“The knot in which the soul was bound is no trick knot, coming apart with a tug at its end. On the contrary, it grows tighter and tighter. We work at it, untying it, tracing the path of the string, seeking the end, and out of this manipulating comes art…”
“I write. It’s an action, not an identity. For me, writing has always been the way I’ve come to know my own mind, feeling through the sounds of words to the forms they make, and from those forms to the life beyond them.”
“That stepping outside of who you are—there are definite ways to do so. If you have the passion, please do.”
The advantage in going to the [MFA] program so late was that by then I had developed a pattern of discipline when it came to learning. I knew what could be gained by committing oneself in a very serious way.
by Rob Jacklosky
But the author of Middlemarch, Adam Bede and The Mill on the Floss would need more reading and learning and, even more crucially, more experience—particularly in relationships with men—before she began her career as a novelist.
by Terry Hong
I believe that my illness did change me as a writer, because being so closed off from ordinary experiences – everyday social interactions, going outside, eating normal foods – in the hospital made me appreciate them far more keenly. The time I spent home with my children changed me as well. So much of my life previously had been spent in the library or in front of a computer screen. I think these experiences gave me a greater interest in trying to capture the texture and meaning of daily life in my books.
by Terry Hong

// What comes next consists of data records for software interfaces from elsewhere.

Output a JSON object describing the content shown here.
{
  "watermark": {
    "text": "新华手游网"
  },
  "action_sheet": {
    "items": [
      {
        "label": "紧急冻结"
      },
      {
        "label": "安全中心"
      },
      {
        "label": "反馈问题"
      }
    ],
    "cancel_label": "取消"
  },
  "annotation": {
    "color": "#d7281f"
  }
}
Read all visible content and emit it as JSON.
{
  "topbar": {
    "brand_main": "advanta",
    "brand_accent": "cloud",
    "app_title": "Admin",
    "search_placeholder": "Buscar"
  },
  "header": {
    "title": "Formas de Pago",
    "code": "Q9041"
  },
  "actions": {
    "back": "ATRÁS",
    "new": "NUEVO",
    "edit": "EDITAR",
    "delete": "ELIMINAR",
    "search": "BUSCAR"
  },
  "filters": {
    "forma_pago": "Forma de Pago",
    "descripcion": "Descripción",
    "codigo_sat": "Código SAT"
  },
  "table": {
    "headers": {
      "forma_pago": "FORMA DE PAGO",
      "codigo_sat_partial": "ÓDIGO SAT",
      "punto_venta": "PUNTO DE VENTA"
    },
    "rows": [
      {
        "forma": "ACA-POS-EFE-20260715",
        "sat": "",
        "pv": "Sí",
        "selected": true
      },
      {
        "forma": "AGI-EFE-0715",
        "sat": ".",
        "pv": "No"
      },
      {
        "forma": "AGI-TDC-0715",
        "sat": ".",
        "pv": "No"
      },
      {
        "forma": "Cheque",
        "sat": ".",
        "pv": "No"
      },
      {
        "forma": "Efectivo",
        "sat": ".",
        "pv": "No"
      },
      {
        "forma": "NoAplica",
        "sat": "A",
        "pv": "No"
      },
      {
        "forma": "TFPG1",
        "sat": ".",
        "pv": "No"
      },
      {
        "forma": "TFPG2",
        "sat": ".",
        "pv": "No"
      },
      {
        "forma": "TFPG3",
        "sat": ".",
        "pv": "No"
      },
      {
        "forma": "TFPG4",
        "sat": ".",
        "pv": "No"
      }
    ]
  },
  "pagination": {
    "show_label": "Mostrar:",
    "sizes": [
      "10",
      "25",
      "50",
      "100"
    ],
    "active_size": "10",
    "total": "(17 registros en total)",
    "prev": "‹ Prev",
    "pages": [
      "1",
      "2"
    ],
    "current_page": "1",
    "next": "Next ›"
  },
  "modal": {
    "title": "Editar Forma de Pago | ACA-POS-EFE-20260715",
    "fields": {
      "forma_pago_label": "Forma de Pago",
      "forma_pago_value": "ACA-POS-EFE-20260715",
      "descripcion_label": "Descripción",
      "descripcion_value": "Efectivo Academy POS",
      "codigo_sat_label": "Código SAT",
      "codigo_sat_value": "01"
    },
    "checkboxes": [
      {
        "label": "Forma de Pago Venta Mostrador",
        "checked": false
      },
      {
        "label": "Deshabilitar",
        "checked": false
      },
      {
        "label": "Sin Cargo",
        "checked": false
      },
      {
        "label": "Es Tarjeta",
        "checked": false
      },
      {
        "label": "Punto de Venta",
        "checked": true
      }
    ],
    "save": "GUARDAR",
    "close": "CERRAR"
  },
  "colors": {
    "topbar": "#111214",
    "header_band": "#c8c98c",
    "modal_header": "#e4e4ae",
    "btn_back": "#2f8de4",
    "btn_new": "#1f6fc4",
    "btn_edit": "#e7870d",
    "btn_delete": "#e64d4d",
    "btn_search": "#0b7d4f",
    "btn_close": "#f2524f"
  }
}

“I did not understand that the experiences which made me nervous and uncomfortable, which I was quick to bury, also made me creative.”